[Your goal] Please say how many lines in the records below contain the word "true", giving only the number.
..........
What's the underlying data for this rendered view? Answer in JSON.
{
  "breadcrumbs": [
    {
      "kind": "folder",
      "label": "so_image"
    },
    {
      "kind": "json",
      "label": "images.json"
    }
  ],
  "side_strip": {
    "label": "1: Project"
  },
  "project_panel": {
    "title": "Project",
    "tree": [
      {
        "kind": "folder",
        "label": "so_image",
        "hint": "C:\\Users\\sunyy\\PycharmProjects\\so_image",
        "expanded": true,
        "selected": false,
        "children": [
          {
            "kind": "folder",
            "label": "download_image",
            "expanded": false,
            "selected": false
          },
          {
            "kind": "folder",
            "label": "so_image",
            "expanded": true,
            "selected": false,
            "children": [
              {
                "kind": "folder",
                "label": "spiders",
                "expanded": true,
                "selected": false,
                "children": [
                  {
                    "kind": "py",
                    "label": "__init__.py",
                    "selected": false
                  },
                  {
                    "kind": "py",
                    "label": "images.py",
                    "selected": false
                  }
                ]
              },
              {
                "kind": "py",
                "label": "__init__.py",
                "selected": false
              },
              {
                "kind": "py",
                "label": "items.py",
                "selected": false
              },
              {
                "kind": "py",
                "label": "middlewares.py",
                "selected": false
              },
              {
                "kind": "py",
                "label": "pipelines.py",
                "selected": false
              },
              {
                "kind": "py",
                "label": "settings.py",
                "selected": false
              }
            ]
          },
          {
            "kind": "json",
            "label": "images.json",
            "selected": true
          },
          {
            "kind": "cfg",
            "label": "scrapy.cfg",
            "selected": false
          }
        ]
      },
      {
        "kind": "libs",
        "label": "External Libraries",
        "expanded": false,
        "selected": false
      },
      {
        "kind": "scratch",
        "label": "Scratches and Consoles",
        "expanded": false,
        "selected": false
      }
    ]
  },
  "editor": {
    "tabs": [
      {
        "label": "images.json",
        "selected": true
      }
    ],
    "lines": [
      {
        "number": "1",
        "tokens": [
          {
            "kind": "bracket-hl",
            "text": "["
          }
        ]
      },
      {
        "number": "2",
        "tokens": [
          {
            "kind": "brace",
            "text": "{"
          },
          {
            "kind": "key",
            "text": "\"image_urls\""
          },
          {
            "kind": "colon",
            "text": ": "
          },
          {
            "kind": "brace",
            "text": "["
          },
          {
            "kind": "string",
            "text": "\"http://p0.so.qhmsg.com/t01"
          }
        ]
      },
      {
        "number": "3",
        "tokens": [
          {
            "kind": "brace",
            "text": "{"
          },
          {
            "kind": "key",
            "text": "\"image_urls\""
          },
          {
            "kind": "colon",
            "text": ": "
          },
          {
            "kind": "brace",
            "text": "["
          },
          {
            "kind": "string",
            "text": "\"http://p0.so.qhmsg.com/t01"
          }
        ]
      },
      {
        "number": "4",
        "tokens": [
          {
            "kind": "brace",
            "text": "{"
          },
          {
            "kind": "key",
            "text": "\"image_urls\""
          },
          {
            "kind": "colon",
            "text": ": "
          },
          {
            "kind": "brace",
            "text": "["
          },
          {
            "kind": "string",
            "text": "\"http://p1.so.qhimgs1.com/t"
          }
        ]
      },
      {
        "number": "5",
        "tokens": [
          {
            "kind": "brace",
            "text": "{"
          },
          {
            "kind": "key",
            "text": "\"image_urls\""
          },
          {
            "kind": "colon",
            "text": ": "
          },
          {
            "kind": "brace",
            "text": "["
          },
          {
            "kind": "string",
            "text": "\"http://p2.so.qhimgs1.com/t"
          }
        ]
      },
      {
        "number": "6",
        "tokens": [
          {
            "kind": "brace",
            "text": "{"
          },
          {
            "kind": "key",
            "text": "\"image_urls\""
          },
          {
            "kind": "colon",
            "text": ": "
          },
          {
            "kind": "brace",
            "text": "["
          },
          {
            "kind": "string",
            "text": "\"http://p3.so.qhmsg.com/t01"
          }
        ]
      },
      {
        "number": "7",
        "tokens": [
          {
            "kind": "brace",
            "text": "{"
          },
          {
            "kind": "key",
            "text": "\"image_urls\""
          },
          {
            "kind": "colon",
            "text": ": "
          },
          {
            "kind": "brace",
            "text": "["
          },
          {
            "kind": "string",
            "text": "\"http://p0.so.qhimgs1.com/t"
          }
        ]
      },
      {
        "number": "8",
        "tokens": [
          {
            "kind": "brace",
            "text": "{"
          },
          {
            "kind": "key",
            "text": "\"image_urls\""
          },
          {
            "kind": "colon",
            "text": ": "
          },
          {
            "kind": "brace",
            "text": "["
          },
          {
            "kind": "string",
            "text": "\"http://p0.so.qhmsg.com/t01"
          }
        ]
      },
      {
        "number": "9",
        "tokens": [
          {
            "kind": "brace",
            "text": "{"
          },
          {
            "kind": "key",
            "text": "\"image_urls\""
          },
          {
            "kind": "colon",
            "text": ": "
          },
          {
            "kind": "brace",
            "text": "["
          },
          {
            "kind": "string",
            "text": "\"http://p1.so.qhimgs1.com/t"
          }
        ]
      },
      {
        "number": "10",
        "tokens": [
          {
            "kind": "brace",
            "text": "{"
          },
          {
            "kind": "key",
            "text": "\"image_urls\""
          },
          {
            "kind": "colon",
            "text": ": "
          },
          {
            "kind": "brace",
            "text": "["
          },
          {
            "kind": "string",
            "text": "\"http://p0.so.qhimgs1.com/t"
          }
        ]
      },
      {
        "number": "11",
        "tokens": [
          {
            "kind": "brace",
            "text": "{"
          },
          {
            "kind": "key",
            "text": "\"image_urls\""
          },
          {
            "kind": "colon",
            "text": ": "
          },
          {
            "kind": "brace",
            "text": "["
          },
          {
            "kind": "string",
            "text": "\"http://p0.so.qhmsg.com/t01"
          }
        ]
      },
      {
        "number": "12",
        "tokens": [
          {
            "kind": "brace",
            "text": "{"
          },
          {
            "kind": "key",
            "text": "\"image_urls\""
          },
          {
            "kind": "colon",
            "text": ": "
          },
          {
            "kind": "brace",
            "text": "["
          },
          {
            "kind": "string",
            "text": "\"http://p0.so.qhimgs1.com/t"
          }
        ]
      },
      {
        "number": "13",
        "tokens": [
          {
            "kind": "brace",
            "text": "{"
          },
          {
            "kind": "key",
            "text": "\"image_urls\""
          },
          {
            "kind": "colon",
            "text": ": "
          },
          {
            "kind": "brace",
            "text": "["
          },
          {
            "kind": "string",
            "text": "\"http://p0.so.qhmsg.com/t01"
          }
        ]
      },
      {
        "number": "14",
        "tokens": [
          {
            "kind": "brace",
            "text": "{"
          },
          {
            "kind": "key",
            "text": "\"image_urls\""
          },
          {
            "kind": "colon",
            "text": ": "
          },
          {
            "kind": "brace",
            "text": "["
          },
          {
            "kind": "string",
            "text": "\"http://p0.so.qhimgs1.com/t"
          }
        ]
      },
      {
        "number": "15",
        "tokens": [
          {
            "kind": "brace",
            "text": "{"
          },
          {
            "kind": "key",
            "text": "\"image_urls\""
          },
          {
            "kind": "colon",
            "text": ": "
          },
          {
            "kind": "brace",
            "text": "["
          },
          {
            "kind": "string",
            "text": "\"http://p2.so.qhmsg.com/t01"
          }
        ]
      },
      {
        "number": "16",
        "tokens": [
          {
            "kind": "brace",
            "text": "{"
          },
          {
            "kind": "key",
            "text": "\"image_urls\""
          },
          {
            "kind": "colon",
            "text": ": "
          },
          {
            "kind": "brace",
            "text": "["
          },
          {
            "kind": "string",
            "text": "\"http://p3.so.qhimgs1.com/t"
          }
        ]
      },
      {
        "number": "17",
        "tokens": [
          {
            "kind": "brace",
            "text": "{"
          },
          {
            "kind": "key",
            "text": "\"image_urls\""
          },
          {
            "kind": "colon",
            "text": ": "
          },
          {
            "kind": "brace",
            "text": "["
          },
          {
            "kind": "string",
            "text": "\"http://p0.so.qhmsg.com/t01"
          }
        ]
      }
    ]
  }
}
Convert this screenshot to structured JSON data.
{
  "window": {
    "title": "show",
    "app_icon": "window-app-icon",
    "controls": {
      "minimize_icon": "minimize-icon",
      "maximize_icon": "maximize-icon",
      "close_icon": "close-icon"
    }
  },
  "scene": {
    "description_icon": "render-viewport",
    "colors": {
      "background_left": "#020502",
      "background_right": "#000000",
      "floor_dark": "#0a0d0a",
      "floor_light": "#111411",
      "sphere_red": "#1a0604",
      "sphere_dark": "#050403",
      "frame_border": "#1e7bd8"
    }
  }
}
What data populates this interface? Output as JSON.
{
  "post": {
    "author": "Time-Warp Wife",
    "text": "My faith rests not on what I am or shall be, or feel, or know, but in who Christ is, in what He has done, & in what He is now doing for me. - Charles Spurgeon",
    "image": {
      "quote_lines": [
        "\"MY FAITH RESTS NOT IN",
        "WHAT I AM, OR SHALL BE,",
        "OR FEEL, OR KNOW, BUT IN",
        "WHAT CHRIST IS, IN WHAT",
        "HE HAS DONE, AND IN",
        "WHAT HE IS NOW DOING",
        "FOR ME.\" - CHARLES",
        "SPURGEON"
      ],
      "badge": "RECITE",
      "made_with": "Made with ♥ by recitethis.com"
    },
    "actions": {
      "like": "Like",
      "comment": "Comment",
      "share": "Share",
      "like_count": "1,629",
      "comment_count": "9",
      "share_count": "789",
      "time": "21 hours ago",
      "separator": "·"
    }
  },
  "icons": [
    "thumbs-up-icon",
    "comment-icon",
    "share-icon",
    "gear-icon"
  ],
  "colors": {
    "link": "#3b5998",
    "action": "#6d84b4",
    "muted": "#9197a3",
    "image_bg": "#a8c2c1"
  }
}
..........
[Answer box] 5